Slowly more and more information about the "New Ownership Program" (in Hungarian: Új Tulajdonos Program [ÚTP]) is coming to light, though the full public discussion will take place only in March and April. First of all, the estimated value of all the state-owned entrepreneurial companies is about 1,500-2,000 billion forints. Among them, of course, are real duds, such as MÁV. However, there are a few highly profitable companies: Magyar Villamos Művek (Hungarian Electric Works), Szerencsejáték (Hungarian Lotto), Állami Autópálya-kezelő (responsible for toll roads), and even Magyar Posta (Hungarian Postal Service). These companies are called "Zrt" which indicates that they are corporations in the sense of having shares, but right now the state is the sole shareholder. These "Zrt’s" would be made "open" in the sense that 49% of their shares would be in private hands. They would be freely traded on the stock exchange. A small percentage of this 49% would be available under the New Ownership Program.
As the plan now stands, a family would be able to purchase up to 1 million forints worth of stocks. They would have to make a down payment of 5% and could pay the rest over time.

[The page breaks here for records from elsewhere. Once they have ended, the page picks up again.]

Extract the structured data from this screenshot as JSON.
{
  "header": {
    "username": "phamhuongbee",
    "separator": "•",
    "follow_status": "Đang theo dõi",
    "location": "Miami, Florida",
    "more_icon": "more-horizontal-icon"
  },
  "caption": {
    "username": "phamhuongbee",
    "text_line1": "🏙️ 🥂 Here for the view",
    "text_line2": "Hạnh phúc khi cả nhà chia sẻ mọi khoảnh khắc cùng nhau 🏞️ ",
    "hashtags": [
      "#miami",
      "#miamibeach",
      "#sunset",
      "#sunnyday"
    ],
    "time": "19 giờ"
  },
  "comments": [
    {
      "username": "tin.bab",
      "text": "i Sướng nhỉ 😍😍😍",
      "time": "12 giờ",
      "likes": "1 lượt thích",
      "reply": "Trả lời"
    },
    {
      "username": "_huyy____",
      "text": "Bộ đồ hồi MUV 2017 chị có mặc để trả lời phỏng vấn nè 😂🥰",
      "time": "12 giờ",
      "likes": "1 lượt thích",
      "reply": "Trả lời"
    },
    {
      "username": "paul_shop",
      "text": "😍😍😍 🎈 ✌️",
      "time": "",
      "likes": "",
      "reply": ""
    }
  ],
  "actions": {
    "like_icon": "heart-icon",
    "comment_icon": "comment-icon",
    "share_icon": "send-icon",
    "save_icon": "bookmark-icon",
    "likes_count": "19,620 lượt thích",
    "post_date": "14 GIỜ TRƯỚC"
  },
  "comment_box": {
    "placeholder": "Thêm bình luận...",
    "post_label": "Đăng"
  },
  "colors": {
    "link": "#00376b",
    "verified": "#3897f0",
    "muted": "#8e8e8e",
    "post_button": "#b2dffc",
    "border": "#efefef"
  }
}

Ferenc Gyurcsány optimistically announced that in four years this 1 million forint initial purchase might be worth 5 million forints, in five years 10 million forints, and in eight years 20 million. From these numbers I gather that at the moment the government is thinking in terms of restricting the sale of purchased shares for at least four to eight years. All Hungarian citizens over eighteen would be eligible to buy stock in addition to citizens of other countries within the European Union who live in Hungary on a more or less permanent basis.

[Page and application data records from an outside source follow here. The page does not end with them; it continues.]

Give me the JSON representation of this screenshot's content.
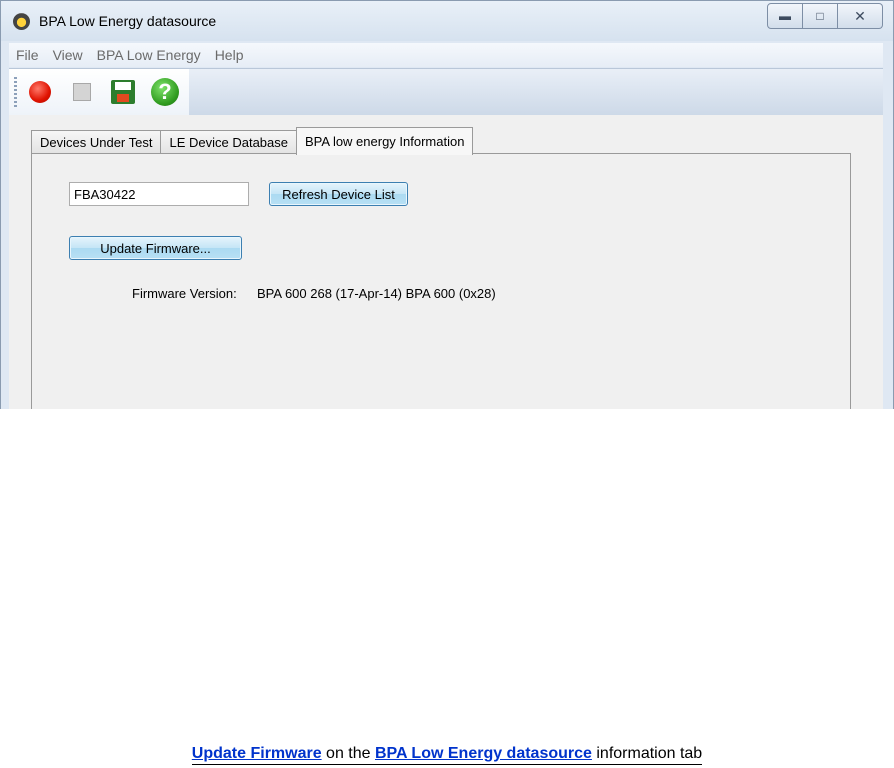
{
  "window": {
    "title": "BPA Low Energy datasource",
    "minimize_icon": "minimize-icon",
    "maximize_icon": "maximize-icon",
    "close_icon": "close-icon"
  },
  "menu": {
    "items": [
      "File",
      "View",
      "BPA Low Energy",
      "Help"
    ]
  },
  "toolbar": {
    "help_glyph": "?",
    "icons": [
      "record-icon",
      "stop-icon",
      "save-icon",
      "help-icon"
    ]
  },
  "tabs": [
    {
      "label": "Devices Under Test",
      "active": false
    },
    {
      "label": "LE Device Database",
      "active": false
    },
    {
      "label": "BPA low energy Information",
      "active": true
    }
  ],
  "panel": {
    "device_value": "FBA30422",
    "refresh_label": "Refresh Device List",
    "update_label": "Update Firmware...",
    "firmware_label": "Firmware Version:",
    "firmware_value": "BPA 600 268 (17-Apr-14) BPA 600 (0x28)"
  },
  "caption": {
    "part1": "Update Firmware",
    "part2": " on the ",
    "part3": "BPA Low Energy datasource",
    "part4": " information tab"
  },
  "colors": {
    "accent_link": "#0033cc",
    "record": "#e01200",
    "help": "#2f9b1f"
  }
}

According to some estimates about 44% of the population has some savings: mostly in cash and in bank deposits with fairly low yields. The interest in ÚTP seems to be high. According to one of the polling companies, 2 million people are thinking of participating. As for reactions of the experts? Not surprisingly the management and brokers of the stock exchange are enthusiastic. Some people (for example, Éva Pálócz, head of Kopint-Tárki Zrt, an economic think-tank) worry that once the prohibition of the sales of shares is over, speculators will get hold of these stocks. These people bring up as an example the very badly executed program of "stocks" people received as compensation for lost property. Indeed, this was a nightmare as I know from my own experience. The hope is that there will be better safeguards this time. Surely, they must have learned something from that fiasco. Levente Blahó of Raiffeisen Bank is enthusiastic. He hopes though that a very large percentage of these stocks will freely circulate during the prohibition period because otherwise the prices of the stocks may be adversely affected.

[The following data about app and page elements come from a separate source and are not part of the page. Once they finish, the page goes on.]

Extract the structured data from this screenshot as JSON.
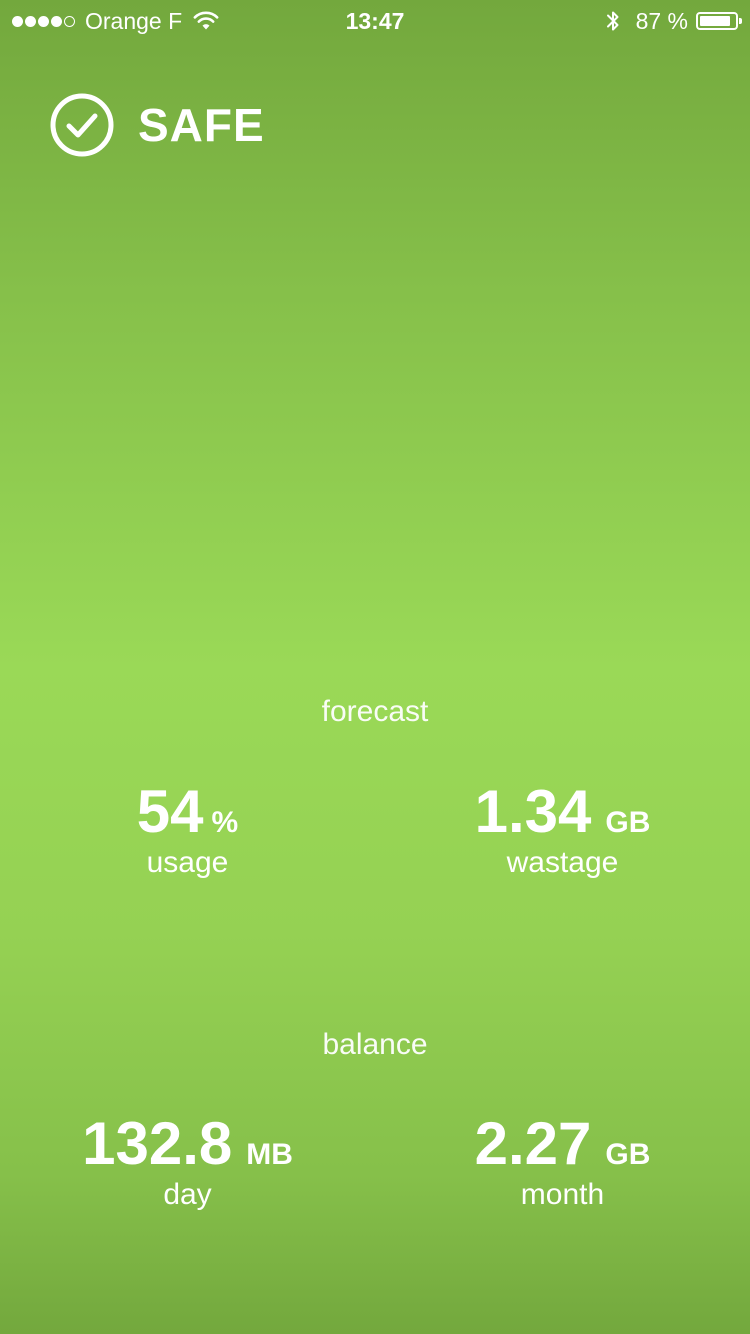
{
  "status_bar": {
    "carrier": "Orange F",
    "signal_bars_filled": 4,
    "signal_bars_total": 5,
    "time": "13:47",
    "battery_percent_text": "87 %",
    "battery_level": 0.87,
    "icons": [
      "wifi-icon",
      "bluetooth-icon",
      "battery-icon"
    ]
  },
  "header": {
    "status": "SAFE",
    "icon": "checkmark-circle-icon"
  },
  "forecast": {
    "title": "forecast",
    "usage": {
      "value": "54",
      "unit": "%",
      "label": "usage"
    },
    "wastage": {
      "value": "1.34",
      "unit": "GB",
      "label": "wastage"
    }
  },
  "balance": {
    "title": "balance",
    "day": {
      "value": "132.8",
      "unit": "MB",
      "label": "day"
    },
    "month": {
      "value": "2.27",
      "unit": "GB",
      "label": "month"
    }
  },
  "colors": {
    "background_top": "#73a83d",
    "background_mid": "#9ad957",
    "text": "#ffffff"
  }
}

For what my two cents is worth, let me compare this to what normally happens in an initial public offering (IPO) in the U.S. In an IPO a relatively small number of shares is offered to the public (Google, for instance, offered only 7%) with the rest retained by company founders, venture capitalists, and management. The "public" is rarely the little guy; normally before the stock starts trading on an exchange, investment banks and their best clients own the shares. Then the rest of the universe can weigh in. Do we believe in a company such as MasterCard or do we think it’s a loser like Vonage? The stock trades freely, sometimes wildly. In the meantime those who hold stock not offered to the public normally respect a lock-up period (usually a few months) and don’t try to sell their shares into the market. That would, of course, put pressure on the share price. But the stock that came public has changed hands countless times. This is the process of price discovery–what do people think the stock is really worth?
Under the Hungarian proposal it would seem that Hungarian citizens, assuming that they receive shares before stocks begin trading publicly, will be like American investment banks and their best clients (with huge leverage!) except for having a lengthy lock-up period. The balance of the 49% will trade freely on the BUX (akin to action after an IPO starts to trade on an exchange). So who wins? Well, if the stock goes up, everybody, including the government who is sitting on 51% of the company.
The closest thing to a leveraged buy out (LBO) is the deal being offered to Hungarians. Sounds good to me!